→ REQUIRED WORK: Each entry is to be given again precisely, and no picture may be carried over.

→ INPUT MATERIAL:
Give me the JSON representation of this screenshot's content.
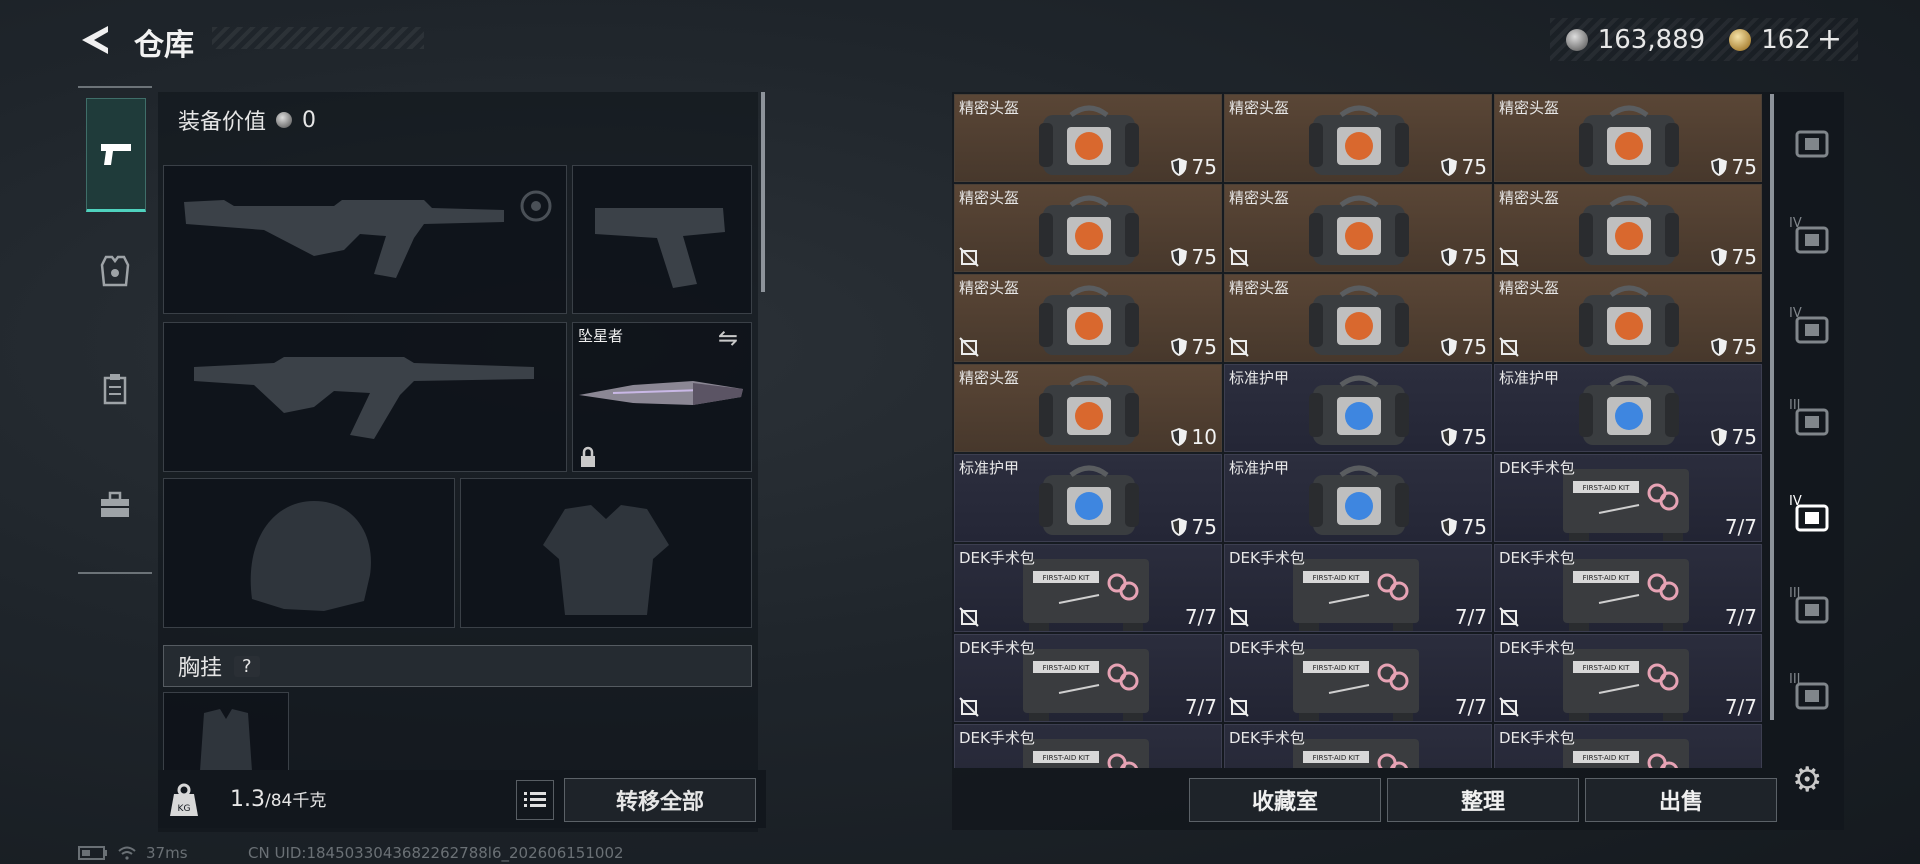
{
  "header": {
    "title": "仓库"
  },
  "currency": [
    {
      "amount": "163,889",
      "icon": "silver-coin-icon"
    },
    {
      "amount": "162",
      "icon": "gold-coin-icon",
      "plus": "+"
    }
  ],
  "loadout": {
    "equip_value_label": "装备价值",
    "equip_value": "0",
    "melee_name": "坠星者",
    "chest_label": "胸挂",
    "chest_help": "?"
  },
  "weight": {
    "current": "1.3",
    "max": "/84",
    "unit": "千克"
  },
  "buttons": {
    "transfer_all": "转移全部",
    "collection": "收藏室",
    "organize": "整理",
    "sell": "出售"
  },
  "status": {
    "ping": "37ms",
    "uid": "CN UID:1845033043682262788l6_202606151002"
  },
  "inventory": [
    {
      "name": "精密头盔",
      "type": "helm",
      "value": "75",
      "noins": false
    },
    {
      "name": "精密头盔",
      "type": "helm",
      "value": "75",
      "noins": false
    },
    {
      "name": "精密头盔",
      "type": "helm",
      "value": "75",
      "noins": false
    },
    {
      "name": "精密头盔",
      "type": "helm",
      "value": "75",
      "noins": true
    },
    {
      "name": "精密头盔",
      "type": "helm",
      "value": "75",
      "noins": true
    },
    {
      "name": "精密头盔",
      "type": "helm",
      "value": "75",
      "noins": true
    },
    {
      "name": "精密头盔",
      "type": "helm",
      "value": "75",
      "noins": true
    },
    {
      "name": "精密头盔",
      "type": "helm",
      "value": "75",
      "noins": true
    },
    {
      "name": "精密头盔",
      "type": "helm",
      "value": "75",
      "noins": true
    },
    {
      "name": "精密头盔",
      "type": "helm",
      "value": "10",
      "noins": false
    },
    {
      "name": "标准护甲",
      "type": "armor",
      "value": "75",
      "noins": false
    },
    {
      "name": "标准护甲",
      "type": "armor",
      "value": "75",
      "noins": false
    },
    {
      "name": "标准护甲",
      "type": "armor",
      "value": "75",
      "noins": false
    },
    {
      "name": "标准护甲",
      "type": "armor",
      "value": "75",
      "noins": false
    },
    {
      "name": "DEK手术包",
      "type": "med",
      "value": "7/7",
      "noins": false
    },
    {
      "name": "DEK手术包",
      "type": "med",
      "value": "7/7",
      "noins": true
    },
    {
      "name": "DEK手术包",
      "type": "med",
      "value": "7/7",
      "noins": true
    },
    {
      "name": "DEK手术包",
      "type": "med",
      "value": "7/7",
      "noins": true
    },
    {
      "name": "DEK手术包",
      "type": "med",
      "value": "7/7",
      "noins": true
    },
    {
      "name": "DEK手术包",
      "type": "med",
      "value": "7/7",
      "noins": true
    },
    {
      "name": "DEK手术包",
      "type": "med",
      "value": "7/7",
      "noins": true
    },
    {
      "name": "DEK手术包",
      "type": "med",
      "value": "",
      "noins": false
    },
    {
      "name": "DEK手术包",
      "type": "med",
      "value": "",
      "noins": false
    },
    {
      "name": "DEK手术包",
      "type": "med",
      "value": "",
      "noins": false
    }
  ],
  "categories": [
    {
      "icon": "helmet-category-icon",
      "tier": ""
    },
    {
      "icon": "armor-tier4-icon",
      "tier": "IV"
    },
    {
      "icon": "chest-rig-tier4-icon",
      "tier": "IV"
    },
    {
      "icon": "backpack-tier3-icon",
      "tier": "III"
    },
    {
      "icon": "medkit-tier4-icon",
      "tier": "IV"
    },
    {
      "icon": "gear-tier3-icon",
      "tier": "III"
    },
    {
      "icon": "ammo-tier3-icon",
      "tier": "III"
    }
  ],
  "medkit_label": "FIRST-AID KIT"
}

→ SOLUTION BELOW:
Give me the JSON representation of this screenshot's content.
{
  "header": {
    "title": "仓库"
  },
  "currency": [
    {
      "amount": "163,889",
      "icon": "silver-coin-icon"
    },
    {
      "amount": "162",
      "icon": "gold-coin-icon",
      "plus": "+"
    }
  ],
  "loadout": {
    "equip_value_label": "装备价值",
    "equip_value": "0",
    "melee_name": "坠星者",
    "chest_label": "胸挂",
    "chest_help": "?"
  },
  "weight": {
    "current": "1.3",
    "max": "/84",
    "unit": "千克"
  },
  "buttons": {
    "transfer_all": "转移全部",
    "collection": "收藏室",
    "organize": "整理",
    "sell": "出售"
  },
  "status": {
    "ping": "37ms",
    "uid": "CN UID:1845033043682262788l6_202606151002"
  },
  "inventory": [
    {
      "name": "精密头盔",
      "type": "helm",
      "value": "75",
      "noins": false
    },
    {
      "name": "精密头盔",
      "type": "helm",
      "value": "75",
      "noins": false
    },
    {
      "name": "精密头盔",
      "type": "helm",
      "value": "75",
      "noins": false
    },
    {
      "name": "精密头盔",
      "type": "helm",
      "value": "75",
      "noins": true
    },
    {
      "name": "精密头盔",
      "type": "helm",
      "value": "75",
      "noins": true
    },
    {
      "name": "精密头盔",
      "type": "helm",
      "value": "75",
      "noins": true
    },
    {
      "name": "精密头盔",
      "type": "helm",
      "value": "75",
      "noins": true
    },
    {
      "name": "精密头盔",
      "type": "helm",
      "value": "75",
      "noins": true
    },
    {
      "name": "精密头盔",
      "type": "helm",
      "value": "75",
      "noins": true
    },
    {
      "name": "精密头盔",
      "type": "helm",
      "value": "10",
      "noins": false
    },
    {
      "name": "标准护甲",
      "type": "armor",
      "value": "75",
      "noins": false
    },
    {
      "name": "标准护甲",
      "type": "armor",
      "value": "75",
      "noins": false
    },
    {
      "name": "标准护甲",
      "type": "armor",
      "value": "75",
      "noins": false
    },
    {
      "name": "标准护甲",
      "type": "armor",
      "value": "75",
      "noins": false
    },
    {
      "name": "DEK手术包",
      "type": "med",
      "value": "7/7",
      "noins": false
    },
    {
      "name": "DEK手术包",
      "type": "med",
      "value": "7/7",
      "noins": true
    },
    {
      "name": "DEK手术包",
      "type": "med",
      "value": "7/7",
      "noins": true
    },
    {
      "name": "DEK手术包",
      "type": "med",
      "value": "7/7",
      "noins": true
    },
    {
      "name": "DEK手术包",
      "type": "med",
      "value": "7/7",
      "noins": true
    },
    {
      "name": "DEK手术包",
      "type": "med",
      "value": "7/7",
      "noins": true
    },
    {
      "name": "DEK手术包",
      "type": "med",
      "value": "7/7",
      "noins": true
    },
    {
      "name": "DEK手术包",
      "type": "med",
      "value": "",
      "noins": false
    },
    {
      "name": "DEK手术包",
      "type": "med",
      "value": "",
      "noins": false
    },
    {
      "name": "DEK手术包",
      "type": "med",
      "value": "",
      "noins": false
    }
  ],
  "categories": [
    {
      "icon": "helmet-category-icon",
      "tier": ""
    },
    {
      "icon": "armor-tier4-icon",
      "tier": "IV"
    },
    {
      "icon": "chest-rig-tier4-icon",
      "tier": "IV"
    },
    {
      "icon": "backpack-tier3-icon",
      "tier": "III"
    },
    {
      "icon": "medkit-tier4-icon",
      "tier": "IV"
    },
    {
      "icon": "gear-tier3-icon",
      "tier": "III"
    },
    {
      "icon": "ammo-tier3-icon",
      "tier": "III"
    }
  ],
  "medkit_label": "FIRST-AID KIT"
}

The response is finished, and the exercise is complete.